PROMPT: Recount a time when you faced a challenge, setback, or failure. How did it affect you, and what did you learn from the experience?[/b][/i]
"When I keep quiet, stigma wins and, I can't let that happen" -Edwin.
I was 14 years old when diagnosed with depression. Depression, a stigmatized topic; I believe the problem itself doesn't but, the struggle and success of defeating depression for three years now truly defines me.
Speaking about my experience with depression, came the insecurities regarding my parent's faith in me. Fortunately, I did not let my grades degrade but the feeling of emptiness never left. I developed a certain irritation in interacting with people and used to get agitated because I was vexed with myself for such actions. As my comparatively degrading grades and change in my character from cheerful to gloomy was noticed by both my parents and school authorities, I was scheduled to attend a child psychologist at my school. I remember one fine morning he said to me," Remember Erina, there's always a reason for all of your feelings, if you focus on the cause, you will undoubtedly find the solution."
Since that day, I have developed a certain insight and wisdom on tackling problems, that not only helped me resolve them but also make sure to untangle myself from complications by eliminating its cause.
'Painted Birds' by Fiona Bullen, not particularly the book to fight against depression; however, the book has made a tremendous impact on helping me gain my courage back. I am moved by the act of heroism portrayed by the protagonist and how she fought until the very end with remarkable bravery.
I have learned not to panic when there's a problem but find out the cause to understand the problem because not knowing the 'why' and 'what' of a problem can drive people crazy. I have made mistakes and faced its consequences; I am well aware that I have victimized myself in many situations where I needed to be brave, regardless of them all, I am proud of myself today and I am very confident sharing my experience of depression as I am not victimizing myself anymore. I have learned, to face my lows and fill them with the warmth of strength, courage, and optimism. As in this moment of life, I contend with myself.
The complexity, delicacy, and importance of psychological assistance to a suffering individual in every aspect of life fascinates me. Successfully overcoming my depression gave me a sense of hope, I know I am capable of dedicating myself to the strong will in pursuing my career in psychology and potentially make a difference in someone else's life. I am very optimistic about fulfilling my potential.

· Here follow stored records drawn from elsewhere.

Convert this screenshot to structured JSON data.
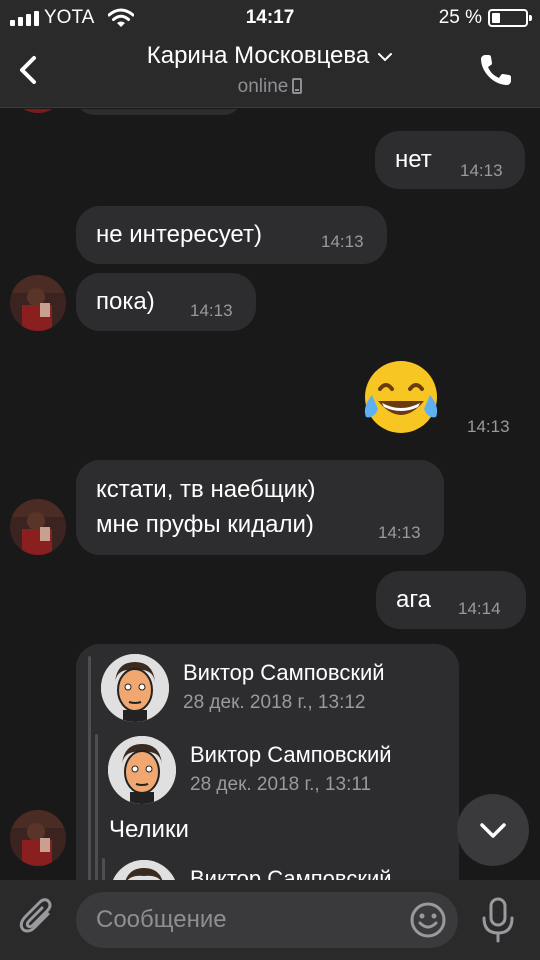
{
  "status_bar": {
    "carrier": "YOTA",
    "time": "14:17",
    "battery_text": "25 %",
    "battery_level": 0.25,
    "icons": [
      "signal-icon",
      "wifi-icon",
      "battery-icon"
    ]
  },
  "header": {
    "title": "Карина Московцева",
    "subtitle": "online",
    "icons": [
      "back-chevron-icon",
      "chevron-down-icon",
      "mobile-phone-icon",
      "call-icon"
    ]
  },
  "messages": [
    {
      "side": "out",
      "text": "нет",
      "time": "14:13"
    },
    {
      "side": "in",
      "text": "не интересует)",
      "time": "14:13"
    },
    {
      "side": "in",
      "text": "пока)",
      "time": "14:13"
    },
    {
      "side": "out",
      "emoji": "😂",
      "time": "14:13"
    },
    {
      "side": "in",
      "lines": [
        "кстати, тв наебщик)",
        "мне пруфы кидали)"
      ],
      "time": "14:13"
    },
    {
      "side": "out",
      "text": "ага",
      "time": "14:14"
    }
  ],
  "forwarded": {
    "outer": {
      "name": "Виктор Самповский",
      "date": "28 дек. 2018 г., 13:12"
    },
    "inner": {
      "name": "Виктор Самповский",
      "date": "28 дек. 2018 г., 13:11",
      "text": "Челики"
    },
    "next": {
      "name": "Виктор Самповский"
    }
  },
  "composer": {
    "placeholder": "Сообщение",
    "icons": [
      "paperclip-icon",
      "emoji-icon",
      "microphone-icon"
    ]
  },
  "scroll_button": {
    "icon": "chevron-down-icon"
  },
  "colors": {
    "background": "#19191a",
    "bars": "#2a2a2b",
    "bubble": "#2d2d2f",
    "secondary_text": "#9a9a9e"
  }
}
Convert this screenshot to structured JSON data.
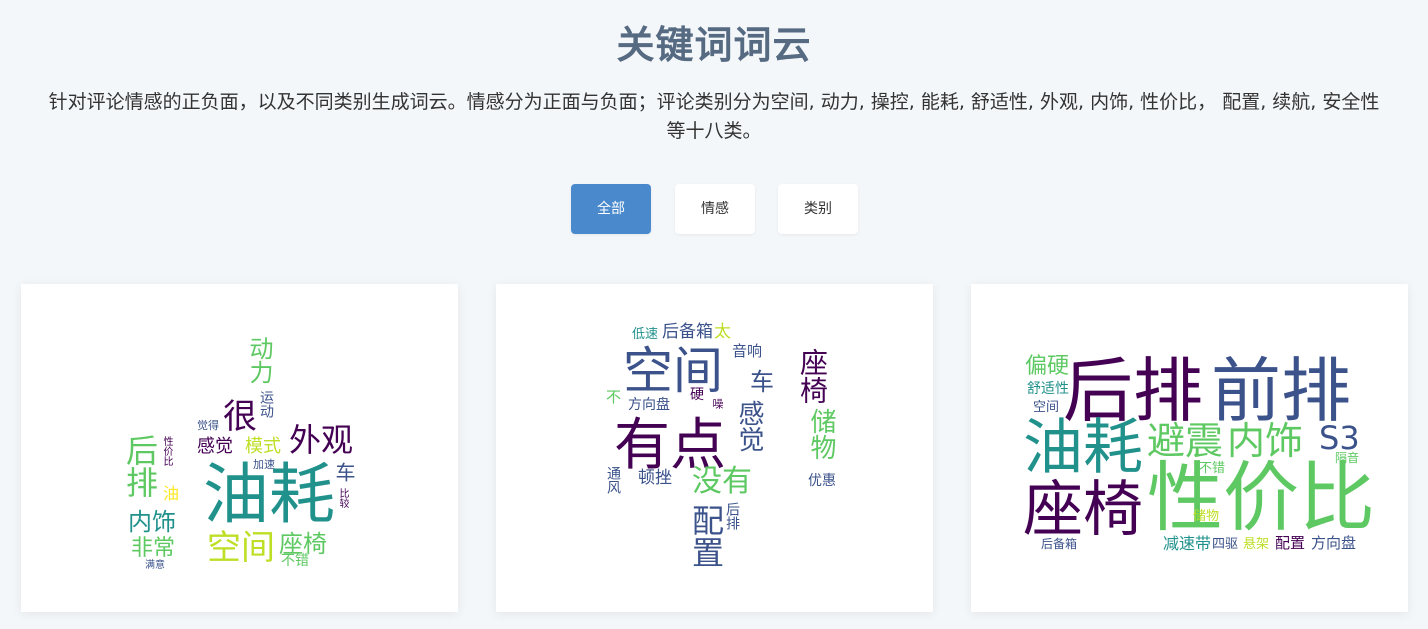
{
  "page": {
    "title": "关键词词云",
    "description_line1": "针对评论情感的正负面，以及不同类别生成词云。情感分为正面与负面；评论类别分为空间, 动力, 操控, 能耗, 舒适性, 外观, 内饰, 性价比， 配置, 续航, 安全性",
    "description_line2": "等十八类。"
  },
  "tabs": [
    {
      "label": "全部",
      "active": true
    },
    {
      "label": "情感",
      "active": false
    },
    {
      "label": "类别",
      "active": false
    }
  ],
  "colors": {
    "accent": "#4a89cc",
    "title": "#566a82",
    "viridis": [
      "#440154",
      "#3b528b",
      "#21918c",
      "#5ec962",
      "#bddf26",
      "#fde725"
    ]
  },
  "clouds": [
    {
      "words": [
        "油耗",
        "空间",
        "座椅",
        "外观",
        "很",
        "后排",
        "内饰",
        "非常",
        "动力",
        "感觉",
        "模式",
        "车",
        "油",
        "运动",
        "觉得",
        "性价比",
        "加速",
        "比较",
        "不错",
        "满意"
      ]
    },
    {
      "words": [
        "有点",
        "空间",
        "配置",
        "没有",
        "感觉",
        "座椅",
        "储物",
        "车",
        "音响",
        "后备箱",
        "低速",
        "太",
        "方向盘",
        "硬",
        "噪",
        "不",
        "顿挫",
        "通风",
        "优惠",
        "后排"
      ]
    },
    {
      "words": [
        "后排",
        "前排",
        "油耗",
        "座椅",
        "性价比",
        "避震",
        "内饰",
        "S3",
        "偏硬",
        "舒适性",
        "空间",
        "不错",
        "隔音",
        "储物",
        "减速带",
        "四驱",
        "悬架",
        "配置",
        "方向盘",
        "后备箱"
      ]
    }
  ]
}
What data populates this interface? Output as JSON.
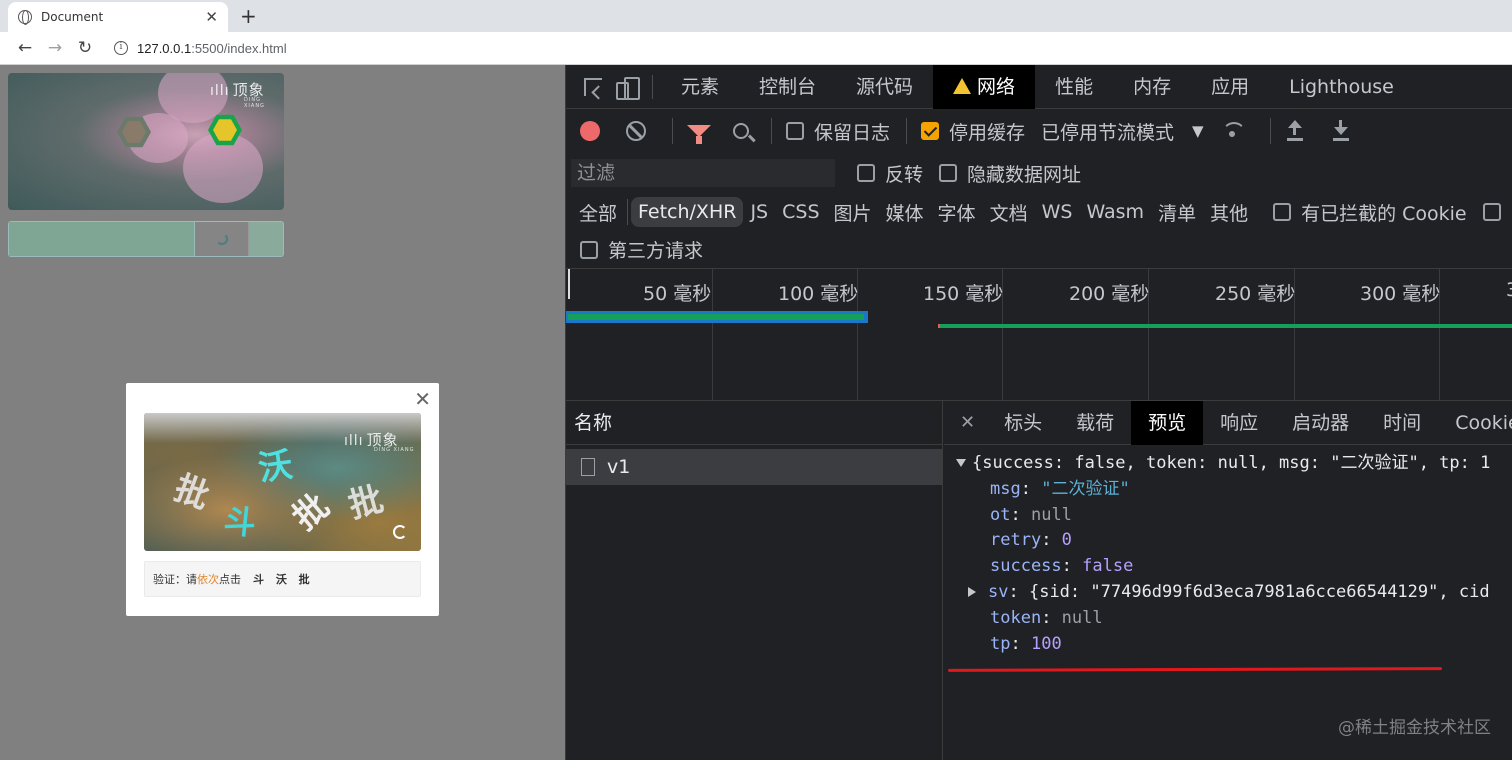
{
  "browser": {
    "tab_title": "Document",
    "tab_close": "✕",
    "new_tab": "+",
    "url_host": "127.0.0.1",
    "url_path": ":5500/index.html"
  },
  "page": {
    "thumbnail_logo": "顶象",
    "thumbnail_logo_sub": "DING XIANG",
    "captcha": {
      "close": "✕",
      "image_logo": "顶象",
      "image_logo_sub": "DING XIANG",
      "image_chars": [
        "沃",
        "斗",
        "批",
        "批"
      ],
      "prompt_prefix": "验证：请",
      "prompt_accent": "依次",
      "prompt_suffix": "点击",
      "target_chars": "斗 沃 批"
    }
  },
  "devtools": {
    "tabs": [
      "元素",
      "控制台",
      "源代码",
      "网络",
      "性能",
      "内存",
      "应用",
      "Lighthouse"
    ],
    "active_tab": "网络",
    "toolbar": {
      "preserve_log": "保留日志",
      "disable_cache": "停用缓存",
      "throttling": "已停用节流模式"
    },
    "filter": {
      "placeholder": "过滤",
      "invert": "反转",
      "hide_data_urls": "隐藏数据网址"
    },
    "types": [
      "全部",
      "Fetch/XHR",
      "JS",
      "CSS",
      "图片",
      "媒体",
      "字体",
      "文档",
      "WS",
      "Wasm",
      "清单",
      "其他"
    ],
    "active_type": "Fetch/XHR",
    "blocked_cookies": "有已拦截的 Cookie",
    "third_party": "第三方请求",
    "timeline_labels": [
      "50 毫秒",
      "100 毫秒",
      "150 毫秒",
      "200 毫秒",
      "250 毫秒",
      "300 毫秒",
      "3"
    ],
    "names_header": "名称",
    "request_name": "v1",
    "detail_tabs": [
      "标头",
      "载荷",
      "预览",
      "响应",
      "启动器",
      "时间",
      "Cookie"
    ],
    "active_detail_tab": "预览",
    "preview": {
      "summary": "{success: false, token: null, msg: \"二次验证\", tp: 1",
      "msg_key": "msg",
      "msg_val": "\"二次验证\"",
      "ot_key": "ot",
      "ot_val": "null",
      "retry_key": "retry",
      "retry_val": "0",
      "success_key": "success",
      "success_val": "false",
      "sv_key": "sv",
      "sv_val_prefix": "{sid: ",
      "sv_sid": "\"77496d99f6d3eca7981a6cce66544129\"",
      "sv_val_suffix": ", cid",
      "token_key": "token",
      "token_val": "null",
      "tp_key": "tp",
      "tp_val": "100"
    },
    "watermark": "@稀土掘金技术社区"
  }
}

I am a firm believer in psychotherapy, especially when it comes to adolescents. I believe that focusing on the cause is a better way to fight against depression rather than using medicine to exert an effect on the chemical makeup and neurological system. Supporting Goffman, Deleuze, and Rosen, I too believe that medication is just a concoction. I believe in analysis, validation, and vanquishing of the issue in such a manner that, the individual himself develops the skill to navigate through his troubles at any given time in the future too. The substantial lack of understanding of psychological, social, and neurological pathways involved in the development of depression in adolescents has driven me to study psychology and raise awareness in Nepal.
I have come to learn the difference between hearing and listening. Thus, I don't simply want to hear what people have to say; I want to listen to them, I want to understand them, and if possible, I want to help them. Facilitate them with the sacred ground where they can be themselves and not feel judged.